The award-winning ceremony took place on June 27, 2006. The sculptors were there, their wives, with their silent knowing expressions, their children, wriggling like tadpoles in a pond. There were young media people looking at Tengenenge with new and wondering eyes. Women sculptors are not “things apart” at Tengenenge, not made special by virtue of their sex and gender,.They are “out there” with their male counterparts. Often husbands express their need for the company of their wife by giving her stone and tools and having her sculpt by his side. So Janet Manzi has done so for 30 years with her husband Josia and today Elizabeth Simms, a modern woman, takes to the stones with her husband Issa.
So there was an award for women sculptors, this year won by Erina Gosta, a woman who has passed the stage of being a young woman making bright virtually na’ve paintings of the tales of her father, the late Barankinya Gosta, about Chewa myth, and become a mature woman, a serious sculptor who presented the competition with a sculpture of the faces of family members, dark images etched deep into a large piece of burnished springstone which, catching the afternoon sun at Tengenenge, seemed to glow. Second was Agassa Mailolo, daughter of Amali ,and his wife Kilala, who heaped up a pile of dark green frogs into a column of stone.
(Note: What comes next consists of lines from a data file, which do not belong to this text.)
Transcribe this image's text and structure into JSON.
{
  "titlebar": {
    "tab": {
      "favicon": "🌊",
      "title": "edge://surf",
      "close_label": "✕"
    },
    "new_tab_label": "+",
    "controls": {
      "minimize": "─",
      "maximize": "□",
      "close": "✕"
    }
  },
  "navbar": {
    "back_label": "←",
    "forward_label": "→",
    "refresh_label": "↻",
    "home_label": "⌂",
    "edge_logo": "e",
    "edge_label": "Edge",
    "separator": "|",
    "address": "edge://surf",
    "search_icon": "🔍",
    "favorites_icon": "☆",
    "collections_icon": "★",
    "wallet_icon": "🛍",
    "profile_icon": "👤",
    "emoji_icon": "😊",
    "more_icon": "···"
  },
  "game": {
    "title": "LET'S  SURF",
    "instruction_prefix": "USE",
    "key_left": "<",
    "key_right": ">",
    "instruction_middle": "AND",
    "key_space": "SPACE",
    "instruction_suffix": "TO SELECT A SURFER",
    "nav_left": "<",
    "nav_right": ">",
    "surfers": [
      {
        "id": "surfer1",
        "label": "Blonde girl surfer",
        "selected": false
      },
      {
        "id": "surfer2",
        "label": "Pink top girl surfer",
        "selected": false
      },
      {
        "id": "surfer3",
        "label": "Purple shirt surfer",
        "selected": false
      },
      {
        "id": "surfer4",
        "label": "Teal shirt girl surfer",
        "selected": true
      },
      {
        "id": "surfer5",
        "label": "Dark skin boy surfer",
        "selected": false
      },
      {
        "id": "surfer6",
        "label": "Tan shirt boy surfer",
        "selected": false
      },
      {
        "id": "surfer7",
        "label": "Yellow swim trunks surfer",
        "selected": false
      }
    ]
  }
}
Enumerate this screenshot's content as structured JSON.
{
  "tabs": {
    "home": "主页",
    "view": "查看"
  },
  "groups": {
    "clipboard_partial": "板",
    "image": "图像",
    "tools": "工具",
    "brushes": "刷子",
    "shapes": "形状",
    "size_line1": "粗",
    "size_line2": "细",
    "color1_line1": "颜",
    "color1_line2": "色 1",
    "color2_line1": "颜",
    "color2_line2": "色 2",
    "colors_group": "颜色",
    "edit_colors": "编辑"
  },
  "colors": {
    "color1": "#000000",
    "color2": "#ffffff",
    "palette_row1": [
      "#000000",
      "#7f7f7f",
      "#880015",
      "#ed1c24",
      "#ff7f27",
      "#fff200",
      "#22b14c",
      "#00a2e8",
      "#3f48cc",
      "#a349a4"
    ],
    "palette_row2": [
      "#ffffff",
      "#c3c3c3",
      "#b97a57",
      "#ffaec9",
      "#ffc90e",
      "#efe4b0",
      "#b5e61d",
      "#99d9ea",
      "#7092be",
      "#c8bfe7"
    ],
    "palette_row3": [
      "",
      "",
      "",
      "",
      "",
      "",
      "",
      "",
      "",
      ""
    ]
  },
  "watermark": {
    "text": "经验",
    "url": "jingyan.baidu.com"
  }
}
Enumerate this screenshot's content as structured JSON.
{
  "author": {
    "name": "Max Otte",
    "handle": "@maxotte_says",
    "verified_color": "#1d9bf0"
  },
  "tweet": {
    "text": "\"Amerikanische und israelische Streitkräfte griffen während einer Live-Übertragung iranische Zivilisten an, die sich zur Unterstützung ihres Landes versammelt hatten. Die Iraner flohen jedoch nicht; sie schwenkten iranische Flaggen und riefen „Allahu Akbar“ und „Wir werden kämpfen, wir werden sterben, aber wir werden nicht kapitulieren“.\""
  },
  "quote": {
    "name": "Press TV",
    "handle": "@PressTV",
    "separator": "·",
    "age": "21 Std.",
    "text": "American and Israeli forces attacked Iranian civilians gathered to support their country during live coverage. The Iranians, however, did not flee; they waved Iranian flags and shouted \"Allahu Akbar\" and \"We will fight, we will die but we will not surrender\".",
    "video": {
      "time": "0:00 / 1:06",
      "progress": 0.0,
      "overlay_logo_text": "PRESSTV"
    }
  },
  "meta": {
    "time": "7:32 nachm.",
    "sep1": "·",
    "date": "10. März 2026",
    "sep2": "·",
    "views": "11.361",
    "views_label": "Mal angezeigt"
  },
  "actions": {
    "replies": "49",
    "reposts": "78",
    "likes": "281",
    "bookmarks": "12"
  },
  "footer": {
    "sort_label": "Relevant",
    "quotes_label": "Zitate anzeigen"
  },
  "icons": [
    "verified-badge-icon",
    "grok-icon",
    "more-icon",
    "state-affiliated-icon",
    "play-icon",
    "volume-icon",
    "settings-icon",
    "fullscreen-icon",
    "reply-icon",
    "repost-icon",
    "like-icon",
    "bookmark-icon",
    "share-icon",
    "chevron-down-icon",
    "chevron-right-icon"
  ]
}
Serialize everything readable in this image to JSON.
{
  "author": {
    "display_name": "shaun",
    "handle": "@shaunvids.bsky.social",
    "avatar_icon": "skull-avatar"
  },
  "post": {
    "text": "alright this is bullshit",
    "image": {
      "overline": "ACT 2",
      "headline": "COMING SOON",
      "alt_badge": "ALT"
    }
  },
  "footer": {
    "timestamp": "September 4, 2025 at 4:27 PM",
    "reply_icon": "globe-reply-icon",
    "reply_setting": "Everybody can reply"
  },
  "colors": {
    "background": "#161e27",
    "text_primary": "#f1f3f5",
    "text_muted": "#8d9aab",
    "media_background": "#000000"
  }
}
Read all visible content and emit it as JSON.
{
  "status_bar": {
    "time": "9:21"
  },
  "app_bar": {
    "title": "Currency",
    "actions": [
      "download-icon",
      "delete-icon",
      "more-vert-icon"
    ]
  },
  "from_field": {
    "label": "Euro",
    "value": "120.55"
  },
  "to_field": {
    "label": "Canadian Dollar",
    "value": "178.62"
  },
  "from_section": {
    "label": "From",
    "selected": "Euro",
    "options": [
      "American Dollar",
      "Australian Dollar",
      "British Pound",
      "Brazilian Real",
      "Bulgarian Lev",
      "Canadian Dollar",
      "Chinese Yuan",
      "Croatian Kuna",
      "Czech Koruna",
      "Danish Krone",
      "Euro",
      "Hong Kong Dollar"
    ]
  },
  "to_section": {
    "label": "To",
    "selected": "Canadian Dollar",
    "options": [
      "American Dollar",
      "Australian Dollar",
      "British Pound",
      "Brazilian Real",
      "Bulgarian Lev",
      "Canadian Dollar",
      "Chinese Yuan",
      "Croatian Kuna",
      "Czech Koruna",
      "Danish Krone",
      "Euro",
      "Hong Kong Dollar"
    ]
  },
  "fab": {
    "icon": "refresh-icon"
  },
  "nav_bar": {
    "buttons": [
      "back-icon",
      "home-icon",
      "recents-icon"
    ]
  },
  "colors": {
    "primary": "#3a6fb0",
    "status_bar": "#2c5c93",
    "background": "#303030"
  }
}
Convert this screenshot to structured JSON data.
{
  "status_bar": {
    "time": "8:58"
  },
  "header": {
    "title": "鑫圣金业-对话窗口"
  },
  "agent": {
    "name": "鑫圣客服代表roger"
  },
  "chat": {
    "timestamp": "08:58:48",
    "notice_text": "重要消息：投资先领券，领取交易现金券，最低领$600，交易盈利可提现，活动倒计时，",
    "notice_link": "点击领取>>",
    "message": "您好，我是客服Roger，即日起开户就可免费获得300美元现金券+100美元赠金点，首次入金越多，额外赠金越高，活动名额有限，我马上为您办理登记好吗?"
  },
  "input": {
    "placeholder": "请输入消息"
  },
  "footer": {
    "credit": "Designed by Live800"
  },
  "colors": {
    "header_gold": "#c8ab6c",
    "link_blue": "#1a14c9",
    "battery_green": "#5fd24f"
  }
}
Third was Janet Manzi, wife of Josia, who placed a head upon a stone, something intangible and beyond interpretation. Of the children, Liana Manzi came first (niece of Josia and Janet) with a head, a classic head in any veritable tradition of sculpture.
Of the men, the first prize was awarded to Douglas Shawu, who presented a new and very modern variation upon his theme of the Nyau mask, a stone almost slit in two so that the white underside of the stone was apparent, a sculpture which focused on the mask as “object” rather than cultural artefact, and something of great beauty. Second was Nimrod Phiri with a complex abstract work, all twirls and whirls in one stone, a dense sculpture which brought about optical illusions on the part of the viewer, a well thought out work and beautifully executed. Third was Amali Mailolo with a sculpture which told yet another story of life on Lake Malawi, with birds and snakes and crocodiles in one stone.